Ronan chose a book, The Class Trip From The Black Lagoon and read the entire book before breakfast. After breakfast the kids played. They let their imaginations take them away and create worlds and characters that they dressed in, renamed and acted out.

Freedom to read, freedom to play and freedom to learn.

After their play session Zahra decided that she wanted to do some math at the school table. We sat down and worked on that together. We talked about even and odd numbers. In her math journal Zahra listed even numbers by writing 2,4,6, 8, ..20..40.. She used the numbers on a ruler as a number line to help with her counting out by 2’s. We took out pencil crayons and she put them into even groups of 2. Using this method she decided if a number was odd, or a number was even. (Her idea after going through the definition of an even number) We looked at a hundred chart and chose random numbers to test to see if they were even or odd.
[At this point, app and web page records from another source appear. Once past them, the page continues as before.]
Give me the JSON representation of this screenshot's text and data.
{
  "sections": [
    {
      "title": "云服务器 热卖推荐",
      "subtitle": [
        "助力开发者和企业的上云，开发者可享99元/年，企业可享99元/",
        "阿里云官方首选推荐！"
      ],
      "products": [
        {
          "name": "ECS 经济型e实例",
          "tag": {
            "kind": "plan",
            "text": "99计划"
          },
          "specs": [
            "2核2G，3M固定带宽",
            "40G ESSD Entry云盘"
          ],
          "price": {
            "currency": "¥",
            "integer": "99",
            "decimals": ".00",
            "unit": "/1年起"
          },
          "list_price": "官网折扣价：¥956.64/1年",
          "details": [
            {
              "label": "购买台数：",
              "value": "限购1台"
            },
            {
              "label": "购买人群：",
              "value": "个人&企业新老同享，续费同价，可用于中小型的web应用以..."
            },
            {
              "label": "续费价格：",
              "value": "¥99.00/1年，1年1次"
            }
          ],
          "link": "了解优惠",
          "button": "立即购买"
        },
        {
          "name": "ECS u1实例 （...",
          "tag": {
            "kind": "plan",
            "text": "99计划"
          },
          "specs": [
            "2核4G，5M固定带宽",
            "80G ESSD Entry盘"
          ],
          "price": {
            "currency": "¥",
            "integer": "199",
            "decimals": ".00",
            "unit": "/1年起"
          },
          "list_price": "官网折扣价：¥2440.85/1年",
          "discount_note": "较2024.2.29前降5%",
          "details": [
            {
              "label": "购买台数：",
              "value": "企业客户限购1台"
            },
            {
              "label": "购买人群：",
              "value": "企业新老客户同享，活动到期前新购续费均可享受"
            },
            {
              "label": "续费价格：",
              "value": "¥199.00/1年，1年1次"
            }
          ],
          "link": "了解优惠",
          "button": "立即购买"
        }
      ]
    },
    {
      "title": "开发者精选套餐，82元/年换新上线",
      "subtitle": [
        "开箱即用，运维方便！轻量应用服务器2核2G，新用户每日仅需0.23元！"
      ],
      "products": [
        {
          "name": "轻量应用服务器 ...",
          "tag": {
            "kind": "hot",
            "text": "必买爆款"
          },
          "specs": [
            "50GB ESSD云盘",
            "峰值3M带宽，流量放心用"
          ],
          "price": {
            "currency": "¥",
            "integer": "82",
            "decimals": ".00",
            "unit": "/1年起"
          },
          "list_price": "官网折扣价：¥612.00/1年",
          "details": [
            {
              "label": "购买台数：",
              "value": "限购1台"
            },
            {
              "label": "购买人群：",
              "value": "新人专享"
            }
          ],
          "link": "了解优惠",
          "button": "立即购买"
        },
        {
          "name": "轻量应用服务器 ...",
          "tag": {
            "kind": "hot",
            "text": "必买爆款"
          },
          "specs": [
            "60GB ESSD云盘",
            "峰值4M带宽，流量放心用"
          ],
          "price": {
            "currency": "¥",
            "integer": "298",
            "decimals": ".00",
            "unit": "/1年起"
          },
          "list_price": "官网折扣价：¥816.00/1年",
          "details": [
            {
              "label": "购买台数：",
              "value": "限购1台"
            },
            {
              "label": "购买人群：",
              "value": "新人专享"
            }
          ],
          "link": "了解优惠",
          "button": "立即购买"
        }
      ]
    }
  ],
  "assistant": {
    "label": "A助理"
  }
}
After that she pulled out her UmiZoomi Math box ( a gift from my mom that she loves as she is a huge fan of that program) and went through completing every book, activity and exercise. Then she pulled out another book from our “workbook” pile and started working on that. A book that I had first thought was beyond her current level, but that was where she completely proved me wrong. Adding large double digits, subtracting them, grouping by 10’s to count. She used her large stack of pencil crayons to help keep count and visualize her way through it.

We had a lot of fun working together.

When it comes to Math I am not a textbook, worksheet, testing -sit down and figure out exact equations type of parent/educator/homeschooler – whatever you want to label me. Sure we may have a few workbooks, but they are packed in a box combined with some math games and clipboards. We use a large amount of problem solving, natural application (a huge amount of cooking and games) and manipulatives in our homeschool math. If a project or curiosity takes us into math, wonderful, but I do not have a setup and assigned math time. Does this work for us? YES it does. How do I know? The answer for me is not complicated- my kids tell me that they “love math”.

They love math.

This day I felt that we were accomplishing what we set out to do with homeschooling. Making learning fun, making learning a regular part of life, and helping our kids know that as long as you have that curiosity and joy, learning can come to anyone, anywhere, on any subject or topic you choose. When I was a kid, I did NOT love Math.

As a homeschooling parent, I am re-learning.

Learning that “school” and “learning” can be different for everyone. It does not have to be the traditional approach.

Learning that regurgitating and memorizing the facts doesn’t necessarily mean you know it. It is about reasoning, application and flexibility. Really, isn’t that what the work world is really looking for in people?

Best of all, I am learning there are other ways to learn and approach math, and through that I am re-kindling my own love of Math.

There are some days that all Ronan wants to do is Math problems. Sometimes he will work on large math problems everyday for a week. Ronan never wants to do a Math worksheet or workbook.

That is cool with me.

This day he chose to read. That is also cool with me.

After completing that first book before breakfast he chose Flat Stanley’s- The Intrepid Canadian Expedition and read the entire book while Zahra and I worked together. It was nice to hear constant giggles coming from his reading chair.

Constant giggles from my son and big smiles from daughter. That is what learning is all about.

Having Fun With Math

Having Fun With Math


Geometry Anyone?


Math Class?